On the other hand, there are those who form their identity around politics and look to it to complete their natures. These overpoliticized people come in two forms: the aspirational and the tribal. The aspirational hope that politics can transform society and provide meaning. They were inspired by the lofty rhetoric of John F. Kennedy’s Inaugural Address. The possibilities, he argued, were limitless: “Man holds in his mortal hands the power to abolish all forms of human poverty.”
The problem with this lofty rhetoric is that politics can rarely deliver, so there is a cynical backlash when the limited realities of government reassert themselves. This inevitable letdown is happening to a lot of President Obama’s supporters right now.

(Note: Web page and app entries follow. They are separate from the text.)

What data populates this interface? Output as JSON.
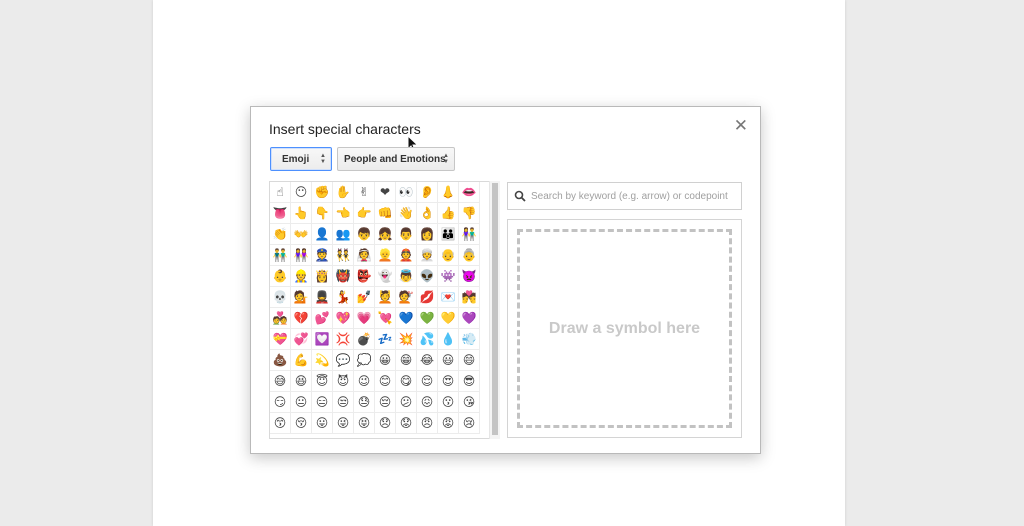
{
  "dialog": {
    "title": "Insert special characters",
    "close_symbol": "✕",
    "type_select": {
      "value": "Emoji"
    },
    "category_select": {
      "value": "People and Emotions"
    },
    "search": {
      "placeholder": "Search by keyword (e.g. arrow) or codepoint",
      "value": ""
    },
    "draw_area": {
      "label": "Draw a symbol here"
    },
    "emoji_rows": [
      [
        "☝",
        "😶",
        "✊",
        "✋",
        "✌",
        "❤",
        "👀",
        "👂",
        "👃",
        "👄"
      ],
      [
        "👅",
        "👆",
        "👇",
        "👈",
        "👉",
        "👊",
        "👋",
        "👌",
        "👍",
        "👎"
      ],
      [
        "👏",
        "👐",
        "👤",
        "👥",
        "👦",
        "👧",
        "👨",
        "👩",
        "👪",
        "👫"
      ],
      [
        "👬",
        "👭",
        "👮",
        "👯",
        "👰",
        "👱",
        "👲",
        "👳",
        "👴",
        "👵"
      ],
      [
        "👶",
        "👷",
        "👸",
        "👹",
        "👺",
        "👻",
        "👼",
        "👽",
        "👾",
        "👿"
      ],
      [
        "💀",
        "💁",
        "💂",
        "💃",
        "💅",
        "💆",
        "💇",
        "💋",
        "💌",
        "💏"
      ],
      [
        "💑",
        "💔",
        "💕",
        "💖",
        "💗",
        "💘",
        "💙",
        "💚",
        "💛",
        "💜"
      ],
      [
        "💝",
        "💞",
        "💟",
        "💢",
        "💣",
        "💤",
        "💥",
        "💦",
        "💧",
        "💨"
      ],
      [
        "💩",
        "💪",
        "💫",
        "💬",
        "💭",
        "😀",
        "😁",
        "😂",
        "😃",
        "😄"
      ],
      [
        "😅",
        "😆",
        "😇",
        "😈",
        "😉",
        "😊",
        "😋",
        "😌",
        "😍",
        "😎"
      ],
      [
        "😏",
        "😐",
        "😑",
        "😒",
        "😓",
        "😔",
        "😕",
        "😖",
        "😗",
        "😘"
      ],
      [
        "😙",
        "😚",
        "😛",
        "😜",
        "😝",
        "😞",
        "😟",
        "😠",
        "😡",
        "😢"
      ]
    ]
  },
  "colors": {
    "focus_border": "#4d90fe",
    "dialog_border": "#b9b9b9",
    "draw_dash": "#c2c2c2",
    "page_background": "#ebebeb"
  },
  "icons": {
    "close": "close-icon",
    "search": "search-icon",
    "select_arrows": "sort-arrows-icon",
    "cursor": "mouse-pointer-icon"
  }
}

Then there are those who look to politics for identity. They treat their partisan affiliation as a form of ethnicity. These people drive a lot of talk radio and television. Not long ago, most intelligent television talk was not about politics. Shows would put interesting people together, like Woody Allen with Billy Graham (check it out on YouTube), and they’d discuss anything under the sun.
Now most TV and radio talk is minute political analysis, while talk of culture has shriveled. This change is driven by people who, absent other attachments, have fallen upon partisanship to give them a sense of righteousness and belonging.
This emotional addiction can lead to auto-hysteria.
So if politics should not be nothing in life, but not everything, what should it be? We should start by acknowledging that except for a few rare occasions — the Civil War, the Depression — government is a slow trudge, oriented around essential but mundane tasks.
Imagine you are going to a picnic. Government is properly in charge of maintaining the essential background order: making sure there is a park, that it is reasonably clean and safe, arranging public transportation so as many people as possible can get to it. But if you remember the picnic afterward, these things won’t be what you remember. You’ll remember the creative food, the interesting conversations and the fun activities.
Government is the hard work of creating a background order, but it is not the main substance of life. As Samuel Johnson famously put it, “How small, of all that human hearts endure,/That part which laws or kings can cause or cure.” Government can set the stage, but it can’t be the play… (continues here: The Stem and the Flower)